*** Opening Given data ***
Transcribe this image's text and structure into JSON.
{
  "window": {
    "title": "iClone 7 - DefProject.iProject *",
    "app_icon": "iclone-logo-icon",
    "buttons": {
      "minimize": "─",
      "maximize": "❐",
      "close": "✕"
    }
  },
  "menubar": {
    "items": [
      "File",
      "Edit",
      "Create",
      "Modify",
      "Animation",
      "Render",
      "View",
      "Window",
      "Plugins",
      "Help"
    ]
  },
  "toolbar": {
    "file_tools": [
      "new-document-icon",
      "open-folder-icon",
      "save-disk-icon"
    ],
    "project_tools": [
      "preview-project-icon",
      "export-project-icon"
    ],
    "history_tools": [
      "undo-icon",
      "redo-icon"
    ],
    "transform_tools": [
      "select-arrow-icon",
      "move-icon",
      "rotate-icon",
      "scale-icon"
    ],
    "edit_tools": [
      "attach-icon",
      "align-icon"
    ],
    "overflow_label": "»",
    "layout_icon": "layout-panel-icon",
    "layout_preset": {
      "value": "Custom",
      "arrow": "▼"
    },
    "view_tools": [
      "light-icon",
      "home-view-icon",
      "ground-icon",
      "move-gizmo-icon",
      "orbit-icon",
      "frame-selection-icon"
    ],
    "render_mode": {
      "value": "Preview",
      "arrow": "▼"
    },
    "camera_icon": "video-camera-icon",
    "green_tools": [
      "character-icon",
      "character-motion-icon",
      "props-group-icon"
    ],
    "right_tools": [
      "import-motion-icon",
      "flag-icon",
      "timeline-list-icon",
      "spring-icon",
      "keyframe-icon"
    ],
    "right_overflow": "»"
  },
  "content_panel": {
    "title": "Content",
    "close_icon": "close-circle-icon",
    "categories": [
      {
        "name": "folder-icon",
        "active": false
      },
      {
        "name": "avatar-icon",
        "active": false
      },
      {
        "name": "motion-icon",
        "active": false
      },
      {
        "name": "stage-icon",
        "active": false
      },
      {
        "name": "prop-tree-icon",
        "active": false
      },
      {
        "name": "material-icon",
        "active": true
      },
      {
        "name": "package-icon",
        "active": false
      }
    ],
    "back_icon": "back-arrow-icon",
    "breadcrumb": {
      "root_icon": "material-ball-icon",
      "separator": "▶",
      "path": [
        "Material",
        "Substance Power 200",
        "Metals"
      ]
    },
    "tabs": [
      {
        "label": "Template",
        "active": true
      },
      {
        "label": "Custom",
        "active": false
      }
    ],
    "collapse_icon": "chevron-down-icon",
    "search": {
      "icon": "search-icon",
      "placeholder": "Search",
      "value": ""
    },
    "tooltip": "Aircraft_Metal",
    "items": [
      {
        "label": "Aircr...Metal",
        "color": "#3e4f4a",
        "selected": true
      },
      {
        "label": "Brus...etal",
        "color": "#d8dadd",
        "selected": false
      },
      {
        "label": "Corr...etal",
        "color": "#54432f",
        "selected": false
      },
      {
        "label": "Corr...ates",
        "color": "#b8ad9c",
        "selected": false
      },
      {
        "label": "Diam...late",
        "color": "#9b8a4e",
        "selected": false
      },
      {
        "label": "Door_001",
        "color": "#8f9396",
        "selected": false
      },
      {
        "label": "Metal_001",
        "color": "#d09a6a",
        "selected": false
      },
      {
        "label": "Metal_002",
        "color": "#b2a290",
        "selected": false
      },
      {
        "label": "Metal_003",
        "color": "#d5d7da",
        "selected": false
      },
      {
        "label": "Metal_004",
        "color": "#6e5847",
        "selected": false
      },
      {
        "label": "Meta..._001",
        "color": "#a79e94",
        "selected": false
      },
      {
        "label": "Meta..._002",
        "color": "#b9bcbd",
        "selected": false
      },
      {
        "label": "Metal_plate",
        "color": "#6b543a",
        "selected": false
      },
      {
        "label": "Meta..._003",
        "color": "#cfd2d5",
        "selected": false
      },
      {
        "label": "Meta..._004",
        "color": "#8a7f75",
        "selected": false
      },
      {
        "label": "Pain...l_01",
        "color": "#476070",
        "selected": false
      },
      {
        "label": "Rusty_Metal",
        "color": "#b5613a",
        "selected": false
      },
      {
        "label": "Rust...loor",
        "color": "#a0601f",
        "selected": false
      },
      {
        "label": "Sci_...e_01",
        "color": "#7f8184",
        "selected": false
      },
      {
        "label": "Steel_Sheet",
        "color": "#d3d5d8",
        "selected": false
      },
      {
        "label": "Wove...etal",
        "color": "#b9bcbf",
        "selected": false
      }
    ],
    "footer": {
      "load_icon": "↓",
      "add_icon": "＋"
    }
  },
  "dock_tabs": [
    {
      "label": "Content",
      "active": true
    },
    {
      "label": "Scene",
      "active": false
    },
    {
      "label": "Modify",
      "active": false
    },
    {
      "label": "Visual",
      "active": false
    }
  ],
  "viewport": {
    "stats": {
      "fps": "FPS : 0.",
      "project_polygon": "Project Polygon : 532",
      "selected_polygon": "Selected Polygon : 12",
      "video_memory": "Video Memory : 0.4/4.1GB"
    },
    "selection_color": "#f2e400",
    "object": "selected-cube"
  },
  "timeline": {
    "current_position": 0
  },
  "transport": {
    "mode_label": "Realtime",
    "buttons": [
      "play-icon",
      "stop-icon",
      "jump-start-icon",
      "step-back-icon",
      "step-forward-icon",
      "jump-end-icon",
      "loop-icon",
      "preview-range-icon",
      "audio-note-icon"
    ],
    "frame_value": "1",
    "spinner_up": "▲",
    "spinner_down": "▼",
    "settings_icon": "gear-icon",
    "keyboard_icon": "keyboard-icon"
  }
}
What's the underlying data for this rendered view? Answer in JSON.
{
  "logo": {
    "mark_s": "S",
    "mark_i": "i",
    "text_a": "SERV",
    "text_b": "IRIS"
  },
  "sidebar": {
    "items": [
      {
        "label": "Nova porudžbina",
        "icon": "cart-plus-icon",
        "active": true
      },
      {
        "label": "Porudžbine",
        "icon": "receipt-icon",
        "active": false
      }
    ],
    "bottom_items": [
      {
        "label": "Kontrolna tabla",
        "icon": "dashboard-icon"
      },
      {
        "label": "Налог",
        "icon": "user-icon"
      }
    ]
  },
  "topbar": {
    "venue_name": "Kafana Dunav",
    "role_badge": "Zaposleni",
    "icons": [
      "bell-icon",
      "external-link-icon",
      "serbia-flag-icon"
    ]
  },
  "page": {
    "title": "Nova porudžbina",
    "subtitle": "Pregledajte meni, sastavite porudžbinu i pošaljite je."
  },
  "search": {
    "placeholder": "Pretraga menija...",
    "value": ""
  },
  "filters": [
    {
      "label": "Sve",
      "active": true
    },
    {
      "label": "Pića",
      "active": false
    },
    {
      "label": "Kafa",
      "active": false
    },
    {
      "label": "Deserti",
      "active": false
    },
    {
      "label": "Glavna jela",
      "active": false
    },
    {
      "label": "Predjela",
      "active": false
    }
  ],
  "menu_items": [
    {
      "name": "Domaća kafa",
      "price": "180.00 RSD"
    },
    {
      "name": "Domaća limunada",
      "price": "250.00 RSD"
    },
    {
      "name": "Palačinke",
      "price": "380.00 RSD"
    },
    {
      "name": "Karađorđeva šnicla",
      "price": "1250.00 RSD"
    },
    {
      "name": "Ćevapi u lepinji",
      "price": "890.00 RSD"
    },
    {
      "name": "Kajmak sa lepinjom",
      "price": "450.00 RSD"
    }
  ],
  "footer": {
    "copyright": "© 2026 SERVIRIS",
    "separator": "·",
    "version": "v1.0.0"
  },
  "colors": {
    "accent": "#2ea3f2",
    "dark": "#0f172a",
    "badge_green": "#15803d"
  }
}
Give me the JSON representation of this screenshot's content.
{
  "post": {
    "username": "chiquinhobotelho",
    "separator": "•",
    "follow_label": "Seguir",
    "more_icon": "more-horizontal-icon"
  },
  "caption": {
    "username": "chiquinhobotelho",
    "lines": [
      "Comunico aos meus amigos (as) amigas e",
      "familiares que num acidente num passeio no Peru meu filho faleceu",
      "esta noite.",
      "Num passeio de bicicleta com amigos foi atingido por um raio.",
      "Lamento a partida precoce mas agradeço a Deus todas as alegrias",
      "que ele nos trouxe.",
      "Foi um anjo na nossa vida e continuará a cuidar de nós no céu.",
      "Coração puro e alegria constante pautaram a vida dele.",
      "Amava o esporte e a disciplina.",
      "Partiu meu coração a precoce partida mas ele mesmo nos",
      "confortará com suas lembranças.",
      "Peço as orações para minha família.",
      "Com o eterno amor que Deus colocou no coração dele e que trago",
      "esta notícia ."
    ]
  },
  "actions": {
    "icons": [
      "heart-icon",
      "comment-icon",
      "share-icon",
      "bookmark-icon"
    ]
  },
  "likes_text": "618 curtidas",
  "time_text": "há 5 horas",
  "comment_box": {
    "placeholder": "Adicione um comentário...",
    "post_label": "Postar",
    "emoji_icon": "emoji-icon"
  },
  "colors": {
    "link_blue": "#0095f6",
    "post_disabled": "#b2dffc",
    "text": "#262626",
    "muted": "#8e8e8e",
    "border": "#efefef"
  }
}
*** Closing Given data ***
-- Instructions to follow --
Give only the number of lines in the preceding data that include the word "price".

-- Task answer --
6